David is probably rolling his eyes at the very title of this blog post! However, becoming debt free is by far the biggest change in our marriage this year, and to not talk about it seems weird.
When I left my job earlier this year, David and I took a long hard look at our situation to ensure that financially we could afford to take a hit for a few months while I build a business. It seemed possible and, therefore, I made the leap. But during our digging we started paying closer attention to where our money was going, and we weren’t happy about it.
When the comfort of a steady paycheck is taken away, it wakes you up a bit. Finances, like anything in life, can become passive. Everything is on autopilot nowadays – direct deposit into your account, paper-free auto-withdrawals to pay bills, you never actually see the money. It can be convenient, but it can also cause bad habits.
Around the same time, I was reading a book by Rachel Hollis. She wrote a bit about getting debt free and quoted this guy named Dave Ramsey. I honestly didn’t give it a second listen at first because being debt free wasn’t even an idea that I thought was possible let alone something we could achieve.
But as you start taking control of one part of your life, a funny thing happens – you start wanting to take control of all parts of your life. I started getting intentional about setting goals. One day, I sat down and wrote out where I saw our lives five and ten years from now. Among other things, I saw us being business owners, investing in real estate to flip, and eventually putting our children through college with money we’ve saved. I had always said that I didn’t want Finn and Reese to have the weight of student loans when they graduated, but I also joked that I’d still be paying off my college by the time they went to school.
It dawned on me that many of my five, ten, twenty year goals required financial freedom. So one day on my walk I turned on Dave Ramsey’s podcast and realized that within two years, David and I could be completely free from debt.
When I brought this idea back to my husband, he thought I was crazy – and he still does. However, when I told him why I wanted to get rid of our debt, he started to see the bigger picture. He listened to a few of the podcasts and started to realize that it was possible as long as we started to pay attention.
I called my mom later that day and asked her to buy us Financial Peace University as an early anniversary gift. Much to David’s chagrin, we sat down that night at watched the lesson on budgeting and then about getting debt free. Afterwards, David got up, grabbed our credit cards and cut them in half. That night we were able to pay off two of our smallest debts with money we had in savings. It was game on.
We’ve been working this plan for about three months now. The first two months we sucked at budgeting! This month, our primary focus is to stay on budget with the idea being that we know where every single dollar is going each month, and anything extra goes to pay off debt. As I mentioned earlier, with today’s calculations, we will be debt free in two years!

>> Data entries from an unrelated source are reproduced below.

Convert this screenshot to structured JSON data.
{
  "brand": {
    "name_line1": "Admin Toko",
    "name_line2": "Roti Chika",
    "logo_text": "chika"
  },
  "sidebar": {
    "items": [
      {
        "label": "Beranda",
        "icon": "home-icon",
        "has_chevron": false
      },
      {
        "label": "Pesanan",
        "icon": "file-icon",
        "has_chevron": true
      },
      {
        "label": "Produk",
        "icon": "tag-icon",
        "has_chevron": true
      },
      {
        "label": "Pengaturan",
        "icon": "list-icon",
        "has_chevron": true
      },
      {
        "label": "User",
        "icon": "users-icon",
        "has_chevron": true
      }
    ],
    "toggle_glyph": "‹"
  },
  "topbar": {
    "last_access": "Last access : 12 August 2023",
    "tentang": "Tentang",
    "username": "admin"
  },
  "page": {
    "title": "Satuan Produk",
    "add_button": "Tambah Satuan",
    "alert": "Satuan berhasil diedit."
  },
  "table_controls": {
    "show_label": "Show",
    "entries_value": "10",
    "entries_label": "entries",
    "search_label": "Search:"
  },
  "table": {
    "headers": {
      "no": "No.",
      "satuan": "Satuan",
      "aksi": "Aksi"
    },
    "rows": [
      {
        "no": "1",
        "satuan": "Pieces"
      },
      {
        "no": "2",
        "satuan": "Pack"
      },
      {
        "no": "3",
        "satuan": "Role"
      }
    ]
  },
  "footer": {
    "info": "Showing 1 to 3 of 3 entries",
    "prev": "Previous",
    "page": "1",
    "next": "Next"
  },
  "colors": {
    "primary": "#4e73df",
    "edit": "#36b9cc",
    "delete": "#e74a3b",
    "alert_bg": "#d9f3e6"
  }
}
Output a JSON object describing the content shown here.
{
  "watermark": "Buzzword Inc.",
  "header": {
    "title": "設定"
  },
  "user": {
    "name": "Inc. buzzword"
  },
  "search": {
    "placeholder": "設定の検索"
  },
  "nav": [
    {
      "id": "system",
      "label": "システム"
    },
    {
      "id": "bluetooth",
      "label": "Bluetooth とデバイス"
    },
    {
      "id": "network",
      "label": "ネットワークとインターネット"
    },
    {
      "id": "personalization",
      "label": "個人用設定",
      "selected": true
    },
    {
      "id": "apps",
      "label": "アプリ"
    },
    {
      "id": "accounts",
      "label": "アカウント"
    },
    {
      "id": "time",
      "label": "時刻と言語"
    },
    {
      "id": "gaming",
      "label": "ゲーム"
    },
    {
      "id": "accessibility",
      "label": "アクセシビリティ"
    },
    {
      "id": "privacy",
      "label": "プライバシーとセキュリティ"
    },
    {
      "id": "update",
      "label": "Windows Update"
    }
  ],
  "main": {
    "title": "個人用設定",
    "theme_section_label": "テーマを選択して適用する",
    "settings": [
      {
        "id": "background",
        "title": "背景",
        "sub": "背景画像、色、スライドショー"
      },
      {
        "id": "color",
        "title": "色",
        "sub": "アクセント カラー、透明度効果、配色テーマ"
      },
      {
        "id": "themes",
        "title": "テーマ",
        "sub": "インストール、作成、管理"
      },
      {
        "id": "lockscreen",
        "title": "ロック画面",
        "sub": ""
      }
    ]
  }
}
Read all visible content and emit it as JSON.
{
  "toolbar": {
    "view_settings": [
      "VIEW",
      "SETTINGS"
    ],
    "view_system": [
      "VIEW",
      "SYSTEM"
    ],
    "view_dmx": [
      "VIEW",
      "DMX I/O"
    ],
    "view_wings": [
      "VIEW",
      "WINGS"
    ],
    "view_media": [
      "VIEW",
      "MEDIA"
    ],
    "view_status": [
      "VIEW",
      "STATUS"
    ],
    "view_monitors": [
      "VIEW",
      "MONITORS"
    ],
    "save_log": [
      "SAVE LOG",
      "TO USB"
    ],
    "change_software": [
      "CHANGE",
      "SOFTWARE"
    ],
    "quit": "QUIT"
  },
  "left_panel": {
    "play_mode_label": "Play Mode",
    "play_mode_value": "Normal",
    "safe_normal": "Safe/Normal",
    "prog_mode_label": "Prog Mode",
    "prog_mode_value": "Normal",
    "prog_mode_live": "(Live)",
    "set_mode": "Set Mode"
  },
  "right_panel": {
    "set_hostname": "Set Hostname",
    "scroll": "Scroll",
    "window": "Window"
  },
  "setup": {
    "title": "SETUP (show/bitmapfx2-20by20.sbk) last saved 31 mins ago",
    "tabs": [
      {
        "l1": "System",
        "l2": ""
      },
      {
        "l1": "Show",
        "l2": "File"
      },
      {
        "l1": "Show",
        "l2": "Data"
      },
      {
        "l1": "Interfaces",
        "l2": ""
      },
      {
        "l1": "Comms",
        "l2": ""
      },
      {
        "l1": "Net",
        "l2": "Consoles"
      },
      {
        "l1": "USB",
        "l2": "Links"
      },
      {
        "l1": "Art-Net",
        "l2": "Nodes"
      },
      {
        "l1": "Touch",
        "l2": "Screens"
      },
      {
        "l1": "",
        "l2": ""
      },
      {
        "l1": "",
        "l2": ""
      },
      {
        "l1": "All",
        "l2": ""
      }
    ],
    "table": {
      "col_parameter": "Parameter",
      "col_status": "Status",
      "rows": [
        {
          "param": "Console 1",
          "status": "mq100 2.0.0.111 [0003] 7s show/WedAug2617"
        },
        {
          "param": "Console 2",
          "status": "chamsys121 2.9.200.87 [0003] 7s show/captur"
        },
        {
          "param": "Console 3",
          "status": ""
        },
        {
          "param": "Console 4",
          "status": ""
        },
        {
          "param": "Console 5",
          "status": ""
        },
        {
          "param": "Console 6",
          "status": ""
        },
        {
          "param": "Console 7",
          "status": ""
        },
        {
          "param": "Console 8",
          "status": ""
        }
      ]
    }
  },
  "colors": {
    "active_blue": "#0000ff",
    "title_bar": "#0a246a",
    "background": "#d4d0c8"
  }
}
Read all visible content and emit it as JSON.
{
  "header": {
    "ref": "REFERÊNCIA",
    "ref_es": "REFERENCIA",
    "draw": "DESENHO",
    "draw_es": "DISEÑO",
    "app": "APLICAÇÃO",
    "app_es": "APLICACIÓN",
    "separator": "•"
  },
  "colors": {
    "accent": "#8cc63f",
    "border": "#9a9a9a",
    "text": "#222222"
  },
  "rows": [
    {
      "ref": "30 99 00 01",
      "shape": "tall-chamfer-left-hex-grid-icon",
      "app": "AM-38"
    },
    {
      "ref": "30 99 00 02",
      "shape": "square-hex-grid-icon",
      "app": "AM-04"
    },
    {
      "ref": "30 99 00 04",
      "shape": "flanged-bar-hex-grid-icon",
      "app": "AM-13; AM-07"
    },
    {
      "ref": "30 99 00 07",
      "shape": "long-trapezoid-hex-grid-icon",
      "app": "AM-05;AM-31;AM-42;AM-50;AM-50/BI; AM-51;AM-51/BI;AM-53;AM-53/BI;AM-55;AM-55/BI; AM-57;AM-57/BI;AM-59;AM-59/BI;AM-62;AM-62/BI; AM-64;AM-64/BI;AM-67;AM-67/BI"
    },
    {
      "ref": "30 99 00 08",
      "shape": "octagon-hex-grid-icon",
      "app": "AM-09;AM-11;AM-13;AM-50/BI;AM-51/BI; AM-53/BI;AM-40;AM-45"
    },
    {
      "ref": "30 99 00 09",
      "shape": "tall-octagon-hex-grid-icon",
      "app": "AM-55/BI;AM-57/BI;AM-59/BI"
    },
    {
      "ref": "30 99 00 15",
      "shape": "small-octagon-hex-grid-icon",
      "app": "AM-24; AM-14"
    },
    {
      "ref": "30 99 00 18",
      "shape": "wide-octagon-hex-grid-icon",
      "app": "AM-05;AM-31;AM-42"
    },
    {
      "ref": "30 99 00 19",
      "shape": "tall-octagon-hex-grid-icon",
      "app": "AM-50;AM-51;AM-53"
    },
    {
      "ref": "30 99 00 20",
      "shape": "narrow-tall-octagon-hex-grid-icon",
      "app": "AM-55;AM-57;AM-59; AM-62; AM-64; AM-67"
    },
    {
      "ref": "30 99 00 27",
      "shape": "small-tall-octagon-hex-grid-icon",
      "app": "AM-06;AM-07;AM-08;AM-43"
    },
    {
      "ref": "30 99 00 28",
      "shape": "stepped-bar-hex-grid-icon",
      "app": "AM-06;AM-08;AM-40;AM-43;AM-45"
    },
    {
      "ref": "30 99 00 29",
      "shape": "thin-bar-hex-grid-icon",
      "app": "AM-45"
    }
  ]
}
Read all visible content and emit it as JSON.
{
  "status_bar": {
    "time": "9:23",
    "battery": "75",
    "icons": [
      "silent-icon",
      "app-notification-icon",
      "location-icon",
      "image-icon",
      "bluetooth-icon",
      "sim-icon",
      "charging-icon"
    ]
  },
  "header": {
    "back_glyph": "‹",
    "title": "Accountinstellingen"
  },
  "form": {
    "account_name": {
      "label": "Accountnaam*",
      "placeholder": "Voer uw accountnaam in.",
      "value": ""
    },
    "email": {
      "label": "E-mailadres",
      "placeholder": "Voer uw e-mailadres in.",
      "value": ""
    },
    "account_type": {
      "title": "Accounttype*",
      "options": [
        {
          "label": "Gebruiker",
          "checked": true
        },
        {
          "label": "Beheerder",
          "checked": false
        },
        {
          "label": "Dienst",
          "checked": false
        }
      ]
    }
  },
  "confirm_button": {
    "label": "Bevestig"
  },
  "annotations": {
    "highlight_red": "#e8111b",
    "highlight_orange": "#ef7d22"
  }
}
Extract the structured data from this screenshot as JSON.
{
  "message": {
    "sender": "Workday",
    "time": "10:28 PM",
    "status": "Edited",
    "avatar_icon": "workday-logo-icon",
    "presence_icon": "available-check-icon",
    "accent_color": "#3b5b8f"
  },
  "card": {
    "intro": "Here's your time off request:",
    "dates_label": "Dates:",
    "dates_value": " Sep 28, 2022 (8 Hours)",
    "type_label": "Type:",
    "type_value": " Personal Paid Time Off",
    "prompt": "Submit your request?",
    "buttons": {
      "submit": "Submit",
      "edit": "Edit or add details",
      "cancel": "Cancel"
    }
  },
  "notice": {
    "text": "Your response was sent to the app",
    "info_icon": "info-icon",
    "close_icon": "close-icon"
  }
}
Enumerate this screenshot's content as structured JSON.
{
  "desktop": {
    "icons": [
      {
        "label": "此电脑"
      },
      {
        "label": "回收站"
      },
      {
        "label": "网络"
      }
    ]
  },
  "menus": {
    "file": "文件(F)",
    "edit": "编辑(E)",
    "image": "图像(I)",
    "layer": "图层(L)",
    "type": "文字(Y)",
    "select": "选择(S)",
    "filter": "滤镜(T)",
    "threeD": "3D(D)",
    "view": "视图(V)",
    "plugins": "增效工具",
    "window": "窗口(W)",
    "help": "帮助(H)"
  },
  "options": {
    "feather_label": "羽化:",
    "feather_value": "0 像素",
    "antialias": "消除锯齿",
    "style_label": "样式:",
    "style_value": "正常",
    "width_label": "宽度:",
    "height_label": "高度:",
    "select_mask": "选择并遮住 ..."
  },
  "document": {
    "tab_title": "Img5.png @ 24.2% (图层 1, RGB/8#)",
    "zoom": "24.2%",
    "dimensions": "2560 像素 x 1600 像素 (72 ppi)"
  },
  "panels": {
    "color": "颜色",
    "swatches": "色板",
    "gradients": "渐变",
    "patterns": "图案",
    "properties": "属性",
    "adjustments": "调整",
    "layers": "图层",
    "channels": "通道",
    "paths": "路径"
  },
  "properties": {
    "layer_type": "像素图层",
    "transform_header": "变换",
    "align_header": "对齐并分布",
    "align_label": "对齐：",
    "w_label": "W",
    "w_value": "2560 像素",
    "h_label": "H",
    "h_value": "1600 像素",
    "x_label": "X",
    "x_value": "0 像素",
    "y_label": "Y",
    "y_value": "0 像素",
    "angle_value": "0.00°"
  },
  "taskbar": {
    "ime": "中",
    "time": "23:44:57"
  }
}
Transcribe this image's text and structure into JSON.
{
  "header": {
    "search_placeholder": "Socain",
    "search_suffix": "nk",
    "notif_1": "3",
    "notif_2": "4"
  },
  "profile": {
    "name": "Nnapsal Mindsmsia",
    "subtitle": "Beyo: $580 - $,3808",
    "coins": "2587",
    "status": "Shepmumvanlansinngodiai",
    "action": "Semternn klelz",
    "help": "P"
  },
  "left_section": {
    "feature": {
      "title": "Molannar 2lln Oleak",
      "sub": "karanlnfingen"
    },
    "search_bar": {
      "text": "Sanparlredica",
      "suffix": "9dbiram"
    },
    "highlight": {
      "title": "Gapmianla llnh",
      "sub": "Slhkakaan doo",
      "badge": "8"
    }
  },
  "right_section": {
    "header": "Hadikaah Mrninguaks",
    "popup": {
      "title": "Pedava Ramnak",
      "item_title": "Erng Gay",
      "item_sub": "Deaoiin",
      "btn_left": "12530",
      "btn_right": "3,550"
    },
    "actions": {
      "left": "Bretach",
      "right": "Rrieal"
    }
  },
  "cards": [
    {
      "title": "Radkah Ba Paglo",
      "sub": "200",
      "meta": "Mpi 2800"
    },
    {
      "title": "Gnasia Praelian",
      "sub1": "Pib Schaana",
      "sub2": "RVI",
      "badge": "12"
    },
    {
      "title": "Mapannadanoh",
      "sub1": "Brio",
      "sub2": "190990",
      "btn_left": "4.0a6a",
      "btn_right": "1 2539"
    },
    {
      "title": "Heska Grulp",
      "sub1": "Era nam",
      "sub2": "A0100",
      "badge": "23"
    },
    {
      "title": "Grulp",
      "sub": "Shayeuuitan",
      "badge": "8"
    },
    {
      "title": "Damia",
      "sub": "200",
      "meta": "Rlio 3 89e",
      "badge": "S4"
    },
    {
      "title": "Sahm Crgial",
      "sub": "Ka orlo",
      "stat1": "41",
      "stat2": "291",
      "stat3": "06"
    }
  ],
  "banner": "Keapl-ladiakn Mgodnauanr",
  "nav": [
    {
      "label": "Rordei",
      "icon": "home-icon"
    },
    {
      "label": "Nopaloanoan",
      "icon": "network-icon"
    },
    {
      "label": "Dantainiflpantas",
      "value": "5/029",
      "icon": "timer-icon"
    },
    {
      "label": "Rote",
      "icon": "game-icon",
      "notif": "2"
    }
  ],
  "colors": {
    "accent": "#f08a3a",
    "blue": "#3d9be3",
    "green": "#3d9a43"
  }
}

I don’t know if I’m comfortable talking about how much debt we have at this point, simply because there’s a lot of shame associated with it. I know when the day comes that we pay it all off, I will gladly share how much debt we no longer have. At this point, we are fairly “normal” – car payments, credit cards and student loans. We will have both cars paid off before the end of the year!
By focusing on our finances, David and I have had to have a lot of tough conversations. We also know there will be a lot of sacrifice in the coming years, but by the time Finn goes to kindergarten our lives will look dramatically different!
I will be sharing more of our #DebtFreeJourney over the coming months. I’ve learned so much about finances, investing, and budgeting. However the biggest thing for us is the why! When we see our future it’s full of fun vacations and great experiences! We are willing to sacrifice now for all of that down the road.